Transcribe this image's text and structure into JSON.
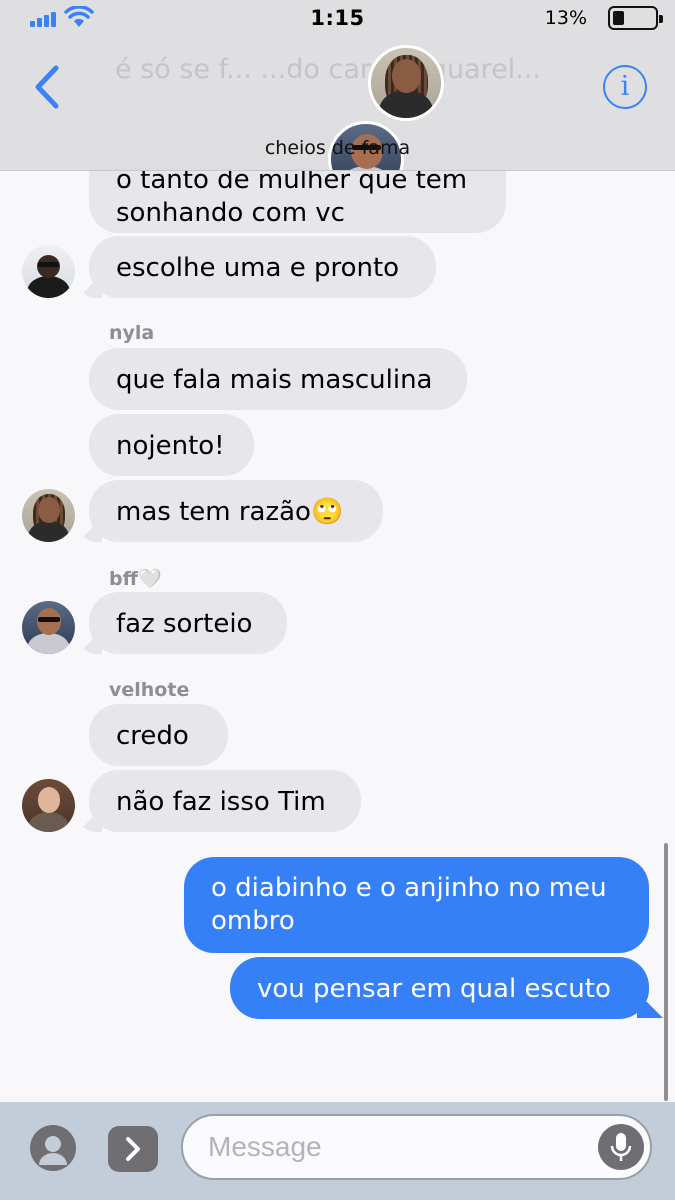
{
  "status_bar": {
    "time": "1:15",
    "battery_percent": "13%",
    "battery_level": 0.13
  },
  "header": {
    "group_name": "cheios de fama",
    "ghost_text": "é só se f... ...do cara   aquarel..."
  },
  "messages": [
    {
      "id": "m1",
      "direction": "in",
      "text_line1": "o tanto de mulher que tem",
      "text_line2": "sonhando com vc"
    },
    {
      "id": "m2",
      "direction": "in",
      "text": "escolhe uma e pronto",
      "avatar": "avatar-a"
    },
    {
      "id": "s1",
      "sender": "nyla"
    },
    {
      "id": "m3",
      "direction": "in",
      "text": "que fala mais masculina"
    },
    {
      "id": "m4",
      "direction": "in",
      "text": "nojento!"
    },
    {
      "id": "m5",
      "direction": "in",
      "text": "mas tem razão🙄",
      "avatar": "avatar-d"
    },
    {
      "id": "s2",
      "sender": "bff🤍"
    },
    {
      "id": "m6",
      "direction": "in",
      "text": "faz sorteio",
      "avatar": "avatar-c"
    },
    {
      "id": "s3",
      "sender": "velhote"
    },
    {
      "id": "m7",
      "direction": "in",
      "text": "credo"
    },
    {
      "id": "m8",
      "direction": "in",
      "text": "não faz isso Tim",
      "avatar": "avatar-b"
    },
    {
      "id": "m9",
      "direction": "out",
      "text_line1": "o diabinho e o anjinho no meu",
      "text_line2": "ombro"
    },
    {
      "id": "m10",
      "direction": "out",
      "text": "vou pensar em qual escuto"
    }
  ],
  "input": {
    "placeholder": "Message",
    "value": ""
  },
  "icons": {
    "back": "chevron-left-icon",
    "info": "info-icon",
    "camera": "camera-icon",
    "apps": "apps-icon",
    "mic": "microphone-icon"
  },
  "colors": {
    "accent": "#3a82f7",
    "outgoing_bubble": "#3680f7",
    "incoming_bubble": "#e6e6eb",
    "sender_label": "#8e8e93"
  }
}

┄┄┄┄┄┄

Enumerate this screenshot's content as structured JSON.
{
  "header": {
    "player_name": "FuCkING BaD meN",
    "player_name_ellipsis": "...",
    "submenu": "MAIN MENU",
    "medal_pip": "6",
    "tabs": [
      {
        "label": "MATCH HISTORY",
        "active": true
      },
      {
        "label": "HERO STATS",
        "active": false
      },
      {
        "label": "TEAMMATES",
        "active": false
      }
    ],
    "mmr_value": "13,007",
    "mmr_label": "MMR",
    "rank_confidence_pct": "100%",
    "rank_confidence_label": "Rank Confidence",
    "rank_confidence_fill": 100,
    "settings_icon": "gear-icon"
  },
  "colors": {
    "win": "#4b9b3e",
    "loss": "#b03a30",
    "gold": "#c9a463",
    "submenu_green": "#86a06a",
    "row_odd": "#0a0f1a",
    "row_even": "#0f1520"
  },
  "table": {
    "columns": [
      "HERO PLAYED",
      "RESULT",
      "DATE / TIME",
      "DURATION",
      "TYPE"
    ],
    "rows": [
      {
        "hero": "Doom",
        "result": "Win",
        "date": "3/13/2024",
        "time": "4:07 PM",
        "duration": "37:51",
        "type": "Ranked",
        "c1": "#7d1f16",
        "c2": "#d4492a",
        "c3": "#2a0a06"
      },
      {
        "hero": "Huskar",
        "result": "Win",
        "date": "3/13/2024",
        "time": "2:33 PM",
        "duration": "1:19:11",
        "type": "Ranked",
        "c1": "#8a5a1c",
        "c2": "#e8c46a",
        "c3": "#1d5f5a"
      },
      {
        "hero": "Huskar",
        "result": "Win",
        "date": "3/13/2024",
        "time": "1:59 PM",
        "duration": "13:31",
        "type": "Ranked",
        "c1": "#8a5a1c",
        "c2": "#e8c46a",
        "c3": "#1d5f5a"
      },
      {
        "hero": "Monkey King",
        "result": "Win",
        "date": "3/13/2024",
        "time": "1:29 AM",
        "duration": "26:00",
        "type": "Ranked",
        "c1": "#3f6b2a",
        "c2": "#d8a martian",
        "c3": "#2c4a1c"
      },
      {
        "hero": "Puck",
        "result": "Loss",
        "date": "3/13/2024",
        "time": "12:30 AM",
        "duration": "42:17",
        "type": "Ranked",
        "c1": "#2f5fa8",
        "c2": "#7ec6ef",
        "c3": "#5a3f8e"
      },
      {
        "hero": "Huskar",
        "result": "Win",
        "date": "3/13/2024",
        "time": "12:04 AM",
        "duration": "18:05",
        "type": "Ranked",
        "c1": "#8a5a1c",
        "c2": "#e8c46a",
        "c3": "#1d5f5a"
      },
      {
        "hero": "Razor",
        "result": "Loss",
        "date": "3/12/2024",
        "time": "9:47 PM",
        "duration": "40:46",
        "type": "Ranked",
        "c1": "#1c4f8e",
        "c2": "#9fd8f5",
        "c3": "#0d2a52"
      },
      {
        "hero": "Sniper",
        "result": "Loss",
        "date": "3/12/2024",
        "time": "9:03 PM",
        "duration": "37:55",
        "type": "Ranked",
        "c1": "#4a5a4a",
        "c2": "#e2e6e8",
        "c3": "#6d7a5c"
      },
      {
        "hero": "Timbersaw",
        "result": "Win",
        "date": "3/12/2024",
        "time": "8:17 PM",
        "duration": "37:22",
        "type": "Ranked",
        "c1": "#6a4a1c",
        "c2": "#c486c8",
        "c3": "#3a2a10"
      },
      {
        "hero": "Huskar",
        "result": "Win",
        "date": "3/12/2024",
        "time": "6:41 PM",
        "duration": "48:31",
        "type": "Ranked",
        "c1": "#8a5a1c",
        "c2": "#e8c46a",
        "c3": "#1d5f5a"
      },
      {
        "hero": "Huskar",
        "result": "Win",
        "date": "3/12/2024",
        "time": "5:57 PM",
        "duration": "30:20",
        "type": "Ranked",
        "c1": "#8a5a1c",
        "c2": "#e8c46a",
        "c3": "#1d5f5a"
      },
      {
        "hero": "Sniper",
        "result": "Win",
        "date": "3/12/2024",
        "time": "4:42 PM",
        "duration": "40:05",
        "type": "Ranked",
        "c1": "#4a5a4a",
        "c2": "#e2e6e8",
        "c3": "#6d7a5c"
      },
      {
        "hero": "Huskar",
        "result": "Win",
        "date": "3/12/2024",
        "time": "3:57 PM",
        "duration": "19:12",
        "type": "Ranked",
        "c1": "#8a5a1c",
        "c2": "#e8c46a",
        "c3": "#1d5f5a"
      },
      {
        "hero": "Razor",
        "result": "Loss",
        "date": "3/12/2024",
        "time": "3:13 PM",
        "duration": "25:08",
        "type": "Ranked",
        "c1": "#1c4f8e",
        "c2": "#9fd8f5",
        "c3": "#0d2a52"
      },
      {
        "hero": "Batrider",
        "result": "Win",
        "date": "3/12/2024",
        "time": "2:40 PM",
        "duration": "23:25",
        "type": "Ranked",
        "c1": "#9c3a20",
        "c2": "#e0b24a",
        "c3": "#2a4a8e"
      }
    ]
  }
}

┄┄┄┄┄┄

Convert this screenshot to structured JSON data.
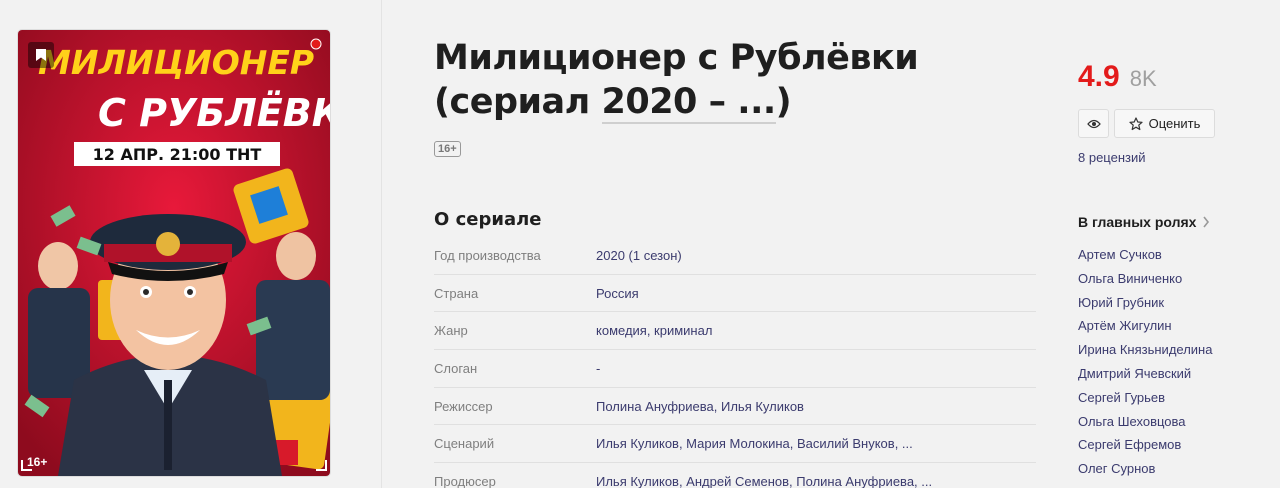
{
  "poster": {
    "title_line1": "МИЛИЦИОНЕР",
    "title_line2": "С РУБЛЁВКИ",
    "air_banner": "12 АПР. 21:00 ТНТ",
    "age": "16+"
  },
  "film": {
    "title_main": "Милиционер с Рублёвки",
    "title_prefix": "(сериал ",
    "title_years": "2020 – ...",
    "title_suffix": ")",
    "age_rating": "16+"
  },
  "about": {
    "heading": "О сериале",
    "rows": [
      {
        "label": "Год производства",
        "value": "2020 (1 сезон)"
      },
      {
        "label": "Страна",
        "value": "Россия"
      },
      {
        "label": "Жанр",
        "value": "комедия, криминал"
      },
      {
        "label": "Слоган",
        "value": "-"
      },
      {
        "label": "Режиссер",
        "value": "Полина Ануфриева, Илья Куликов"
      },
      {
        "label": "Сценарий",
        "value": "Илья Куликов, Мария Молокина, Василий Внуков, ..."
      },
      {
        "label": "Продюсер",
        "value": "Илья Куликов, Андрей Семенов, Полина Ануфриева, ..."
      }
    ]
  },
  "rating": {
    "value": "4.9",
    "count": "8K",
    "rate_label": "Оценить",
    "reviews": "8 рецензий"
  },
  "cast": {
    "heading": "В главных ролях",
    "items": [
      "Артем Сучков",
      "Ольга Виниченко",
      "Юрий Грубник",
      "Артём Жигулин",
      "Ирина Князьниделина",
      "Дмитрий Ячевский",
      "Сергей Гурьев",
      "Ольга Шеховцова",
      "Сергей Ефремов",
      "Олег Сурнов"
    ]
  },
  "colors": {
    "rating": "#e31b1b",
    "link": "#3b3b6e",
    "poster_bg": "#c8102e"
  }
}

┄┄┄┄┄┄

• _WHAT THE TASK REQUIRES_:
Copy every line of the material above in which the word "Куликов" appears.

• _OUTPUT FOR THIS TASK_:
        "value": "Полина Ануфриева, Илья Куликов"
        "value": "Илья Куликов, Мария Молокина, Василий Внуков, ..."
        "value": "Илья Куликов, Андрей Семенов, Полина Ануфриева, ..."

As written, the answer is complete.